Many job openings for construction managers will arise in nonresidential construction firms and special trade contractor establishments offering maintenance and repair services for buildings and building equipment. Although employment in residential construction firms is expected to grow more slowly than in other sectors of the construction industry, many openings should result from the need to replace workers who leave the occupation or retire. Demand is expected to be particularly favorable -- especially in the rapidly proliferating construction management services firms -- for experienced construction managers with a bachelor's degree in construction science with emphasis on construction management.
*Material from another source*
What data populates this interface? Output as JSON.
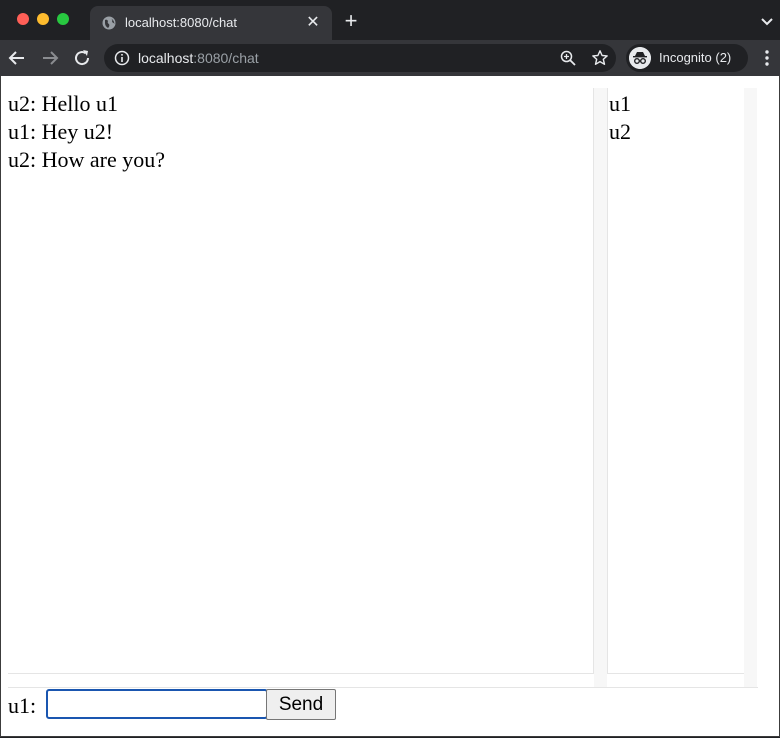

Employment of construction managers is sensitive to the short-term nature of many construction projects and cyclical fluctuations in construction activity. During periods of diminished construction activity -- when many construction workers are laid off -- many construction managers remain employed in their own or other firms planning, scheduling, or estimating costs of future construction projects. However, some self-employed contractors may merge operations or dissolve their business and seek salaried employment with other contractors.
Earnings of salaried construction managers and incomes of self-employed contractors vary depending upon the size and nature of the construction project, its geographic location, and economic conditions. Many salaried construction managers receive fringe benefits such as bonuses, liberal motor vehicle allowances, and per diem allowances. The income of self-employed contractors varies even more widely than that of salaried managers.
Construction managers participate in the conceptual development of a construction project and organize, schedule, and oversee its implementation. Others whose work entails similar functions include architects, builders, civil engineers, construction supervisors, cost engineers, cost estimators, developers, electrical engineers, industrial engineers, landscaping architects, and mechanical engineers.